By creating a milestone of Parent Commissioning (with its accompanying Parent Orientation class), we begin a committed partnership between our parents and the church, where we look to be a third-party presence confirming to the kids what the parents are already teaching at home. That milestone doesn’t have to happen when they are babies, either. We will commission families with preschool, elementary, and even middle-school aged kids.
If we can get dads and moms to accept their role as the primary disciplers of their kids at the beginning of our relationship, it sets us both up for success down the road as we partner with them in all phases of parenthood.

2. The home is the first mission field.

When we put the emphasis on the parents instead of on their kids, it sets the vision for our focus in family ministry: dad and mom. In the same way that we commission our missionaries to live overseas, we want to set our sights on parents embracing this role as God’s missionary to their kids. The home is our first mission field.
This means we take time three times a year in our services to put parents in front of our church. We explain the commitment they are making, and together as a body we pray for them and remind ourselves of the role we also must play as their church family.
If our parents truly are missionaries in the home, we want to send them into that mission field fully equipped. From prayer in the nursery, to resources for the home,  to elementary, middle, and high school small groups, our church is constantly looking to support and affirm the discipleship happening in the home. Parents are the tip of the spear in engaging kids with the gospel, but we want to do everything in our power to be the rest of the spear for them.

3. Parent Commissioning is more like a wedding than a baby dedication.

Rather than “dedicating” a child, which often does little to engage and commit the lives of the parents, we are sending and equipping our parents. We expect a level of commitment from the parents that generally doesn’t accompany baby dedications.

In other words (and to paraphrase the words of Abraham Lincoln), we cannot dedicate our children. It is rather for usto be dedicated to the great task remaining before us—to devote ourselves to seeing the gospel flourish in their young lives.
In this way, our ceremonies are more like weddings than baby dedications. As in a wedding, these people are standing in front of family, friends, and God, promising to fulfill the life-altering duties God has put in front of them. And together, our whole church gets to celebrate their declaration to raise their kids “in the training and instruction of the Lord” (Ephesians 6:4 CSB). It’s an incredible commitment. We intend to remind them of that commitment regularly—as often as we remind them of God’s grace, which will provide the strength necessary to accomplish the task.

 

 

A Christian Parent’s Covenant

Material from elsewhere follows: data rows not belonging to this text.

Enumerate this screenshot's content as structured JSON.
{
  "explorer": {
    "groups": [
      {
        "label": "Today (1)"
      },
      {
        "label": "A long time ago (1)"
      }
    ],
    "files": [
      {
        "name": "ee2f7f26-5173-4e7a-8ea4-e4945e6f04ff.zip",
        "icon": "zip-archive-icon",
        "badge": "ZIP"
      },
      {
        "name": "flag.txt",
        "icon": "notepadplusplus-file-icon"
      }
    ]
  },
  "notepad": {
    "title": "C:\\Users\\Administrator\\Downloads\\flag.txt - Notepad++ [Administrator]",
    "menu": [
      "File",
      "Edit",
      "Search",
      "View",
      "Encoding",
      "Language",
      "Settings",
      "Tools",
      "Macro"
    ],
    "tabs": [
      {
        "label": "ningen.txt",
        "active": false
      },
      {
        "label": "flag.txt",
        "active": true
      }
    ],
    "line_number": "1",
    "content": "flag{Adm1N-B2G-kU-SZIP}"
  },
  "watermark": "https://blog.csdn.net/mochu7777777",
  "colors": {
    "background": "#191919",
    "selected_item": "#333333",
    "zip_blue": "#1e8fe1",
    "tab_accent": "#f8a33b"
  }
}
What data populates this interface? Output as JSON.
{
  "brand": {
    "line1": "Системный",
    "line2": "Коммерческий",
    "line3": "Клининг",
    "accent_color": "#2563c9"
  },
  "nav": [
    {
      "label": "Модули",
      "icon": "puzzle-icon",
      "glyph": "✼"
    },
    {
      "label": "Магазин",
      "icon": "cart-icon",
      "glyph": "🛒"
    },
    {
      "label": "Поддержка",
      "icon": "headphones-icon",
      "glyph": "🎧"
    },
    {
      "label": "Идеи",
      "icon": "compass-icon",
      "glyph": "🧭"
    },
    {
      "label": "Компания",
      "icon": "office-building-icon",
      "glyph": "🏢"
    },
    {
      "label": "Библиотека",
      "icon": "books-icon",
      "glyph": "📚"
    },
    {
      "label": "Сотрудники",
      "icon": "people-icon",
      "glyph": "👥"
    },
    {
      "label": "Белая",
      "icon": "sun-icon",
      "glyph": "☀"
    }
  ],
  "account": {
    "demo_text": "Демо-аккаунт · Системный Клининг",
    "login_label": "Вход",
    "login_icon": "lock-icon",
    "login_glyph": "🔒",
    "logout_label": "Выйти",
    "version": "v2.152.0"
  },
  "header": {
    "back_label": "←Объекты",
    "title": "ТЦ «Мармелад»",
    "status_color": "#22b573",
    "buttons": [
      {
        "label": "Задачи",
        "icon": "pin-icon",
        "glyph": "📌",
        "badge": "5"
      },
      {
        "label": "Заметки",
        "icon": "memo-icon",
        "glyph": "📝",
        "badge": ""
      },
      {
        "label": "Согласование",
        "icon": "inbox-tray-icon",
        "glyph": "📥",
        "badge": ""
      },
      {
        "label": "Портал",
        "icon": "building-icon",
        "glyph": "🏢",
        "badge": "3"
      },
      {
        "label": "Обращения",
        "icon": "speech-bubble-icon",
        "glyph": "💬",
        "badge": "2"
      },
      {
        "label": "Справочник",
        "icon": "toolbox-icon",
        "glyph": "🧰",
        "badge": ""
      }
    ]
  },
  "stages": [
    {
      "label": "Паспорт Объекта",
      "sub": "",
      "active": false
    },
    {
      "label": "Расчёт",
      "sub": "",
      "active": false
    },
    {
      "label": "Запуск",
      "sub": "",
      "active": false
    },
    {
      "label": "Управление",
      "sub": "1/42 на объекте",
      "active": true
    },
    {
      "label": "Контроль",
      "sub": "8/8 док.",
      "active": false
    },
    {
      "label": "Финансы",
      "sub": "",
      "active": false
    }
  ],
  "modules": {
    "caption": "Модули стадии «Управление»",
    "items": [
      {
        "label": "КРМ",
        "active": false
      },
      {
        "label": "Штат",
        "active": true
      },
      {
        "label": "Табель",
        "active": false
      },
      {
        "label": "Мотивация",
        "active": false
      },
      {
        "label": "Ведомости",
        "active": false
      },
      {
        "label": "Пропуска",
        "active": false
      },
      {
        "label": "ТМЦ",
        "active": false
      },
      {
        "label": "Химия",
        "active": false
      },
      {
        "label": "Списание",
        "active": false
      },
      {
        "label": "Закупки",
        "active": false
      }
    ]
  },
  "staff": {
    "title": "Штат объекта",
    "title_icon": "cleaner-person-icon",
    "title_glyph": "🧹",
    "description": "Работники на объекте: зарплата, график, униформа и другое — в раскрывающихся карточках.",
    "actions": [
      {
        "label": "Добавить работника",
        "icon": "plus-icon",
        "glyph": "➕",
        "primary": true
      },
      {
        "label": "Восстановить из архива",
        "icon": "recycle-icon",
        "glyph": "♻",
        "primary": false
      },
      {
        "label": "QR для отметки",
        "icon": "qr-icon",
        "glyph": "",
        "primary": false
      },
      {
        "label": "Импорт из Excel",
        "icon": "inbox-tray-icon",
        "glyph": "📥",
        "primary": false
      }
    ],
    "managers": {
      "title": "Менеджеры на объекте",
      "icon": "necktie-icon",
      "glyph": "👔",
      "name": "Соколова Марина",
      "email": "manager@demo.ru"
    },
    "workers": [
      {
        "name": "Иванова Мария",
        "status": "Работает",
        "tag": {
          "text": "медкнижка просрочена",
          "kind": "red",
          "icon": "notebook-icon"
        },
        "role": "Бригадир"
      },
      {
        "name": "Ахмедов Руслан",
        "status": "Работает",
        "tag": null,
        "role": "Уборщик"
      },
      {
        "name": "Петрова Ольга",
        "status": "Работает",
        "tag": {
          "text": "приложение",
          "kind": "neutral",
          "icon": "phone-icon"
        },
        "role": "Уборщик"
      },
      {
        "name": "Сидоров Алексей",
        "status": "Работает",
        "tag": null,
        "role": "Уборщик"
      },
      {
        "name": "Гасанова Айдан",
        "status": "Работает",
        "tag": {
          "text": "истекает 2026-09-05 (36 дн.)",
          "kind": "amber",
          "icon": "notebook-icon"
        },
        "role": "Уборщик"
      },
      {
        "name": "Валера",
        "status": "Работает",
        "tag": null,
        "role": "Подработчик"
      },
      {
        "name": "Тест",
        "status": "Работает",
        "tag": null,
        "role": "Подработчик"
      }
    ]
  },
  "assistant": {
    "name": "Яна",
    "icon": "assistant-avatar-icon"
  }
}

You will not have to recite a pledge during the ceremony. You should, however, read and decide whether you are able to commit to this pledge:

“Declaring Christ as Savior and Lord and believing in my heart that God raised Him from the dead, I this day acknowledge that my children are gifts from God, that I am a caretaker by His grace and, therefore, accept the responsibility for raising my family to know and follow Jesus.  As a Christian parent:

 

  • I will demonstrate for my child Christian integrity in my personal life.
  • I will teach my child the meaning of fidelity in my marriage.
  • I will show my child the meaning of fellowship and servanthood through my church.
  • I will model my faith in my life, in prayer, a Spirit-empowered and surrendered life, and the application of the Bible’s truth as I teach my child to follow Jesus as Lord.

With God as my strength, I promise to give my child every possible benefit of home, school, church, and community. And I ask His blessing upon him/her to guide and guard through all his/her years. Amen.”